So it was little surprise that dissident groups emerged after the Provisional IRA ceasefire and Sinn Fein's endorsement of the peace process by taking seats in government and supporting policing. There were always going to be die-hards who were wedded to violence in their pursuit of an united Ireland. And those dissident groups were also going to attract some disillusioned young people too young to remember the true horrors of the Troubles and willing to be the cannon-fodder for the men of violence directing them.
But our exclusive story today reveals a worrying new development. Some veteran Provos, active during the Troubles, have now returned to violence, claiming the murder of Ronan Kerr, the young PSNI officer blown up by a booby-trap bomb under his car in Omagh, as well as helping dissident groups in previous high-profile murders and attempted killings.

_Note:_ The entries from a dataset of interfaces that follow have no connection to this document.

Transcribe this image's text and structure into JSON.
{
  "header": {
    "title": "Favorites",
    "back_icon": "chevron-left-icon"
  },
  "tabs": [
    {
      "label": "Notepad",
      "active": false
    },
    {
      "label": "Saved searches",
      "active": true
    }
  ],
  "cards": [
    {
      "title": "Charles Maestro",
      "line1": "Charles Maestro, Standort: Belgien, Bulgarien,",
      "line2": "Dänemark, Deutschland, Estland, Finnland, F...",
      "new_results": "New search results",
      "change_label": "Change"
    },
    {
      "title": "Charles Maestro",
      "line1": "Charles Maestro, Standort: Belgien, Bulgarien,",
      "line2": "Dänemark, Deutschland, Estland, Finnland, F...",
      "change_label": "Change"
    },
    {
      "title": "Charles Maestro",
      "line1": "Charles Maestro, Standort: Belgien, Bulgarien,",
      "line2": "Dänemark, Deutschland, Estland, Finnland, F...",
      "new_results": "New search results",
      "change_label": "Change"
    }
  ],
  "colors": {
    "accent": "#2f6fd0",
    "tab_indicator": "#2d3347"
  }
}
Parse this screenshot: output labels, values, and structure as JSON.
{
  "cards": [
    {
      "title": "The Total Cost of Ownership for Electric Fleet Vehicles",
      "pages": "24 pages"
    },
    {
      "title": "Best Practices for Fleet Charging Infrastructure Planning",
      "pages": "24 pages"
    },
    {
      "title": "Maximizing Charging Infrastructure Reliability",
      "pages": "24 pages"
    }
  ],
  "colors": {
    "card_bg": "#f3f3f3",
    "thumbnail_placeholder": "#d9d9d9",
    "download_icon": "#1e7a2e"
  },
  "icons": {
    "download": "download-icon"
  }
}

The concern from a security viewpoint is that these are experienced terrorists who can carry out acts of violence on their own or lend their expertise to the dissident groups.
They have rejected the peace process - their political philosophy is that of the green-tinted fanatics, that the British can be forced out of Ireland through violence. They are unwilling to learn from the republican failures of history or to accept that the majority of former Provos and Sinn Fein have embraced democracy.
They are also unmoved by the huge cross-community groundswell of anger at the death of Constable Kerr.
There is now an onus on Sinn Fein and the former leadership of the Provisional IRA to tell the police what they know about these new dissidents to prevent further bloodshed.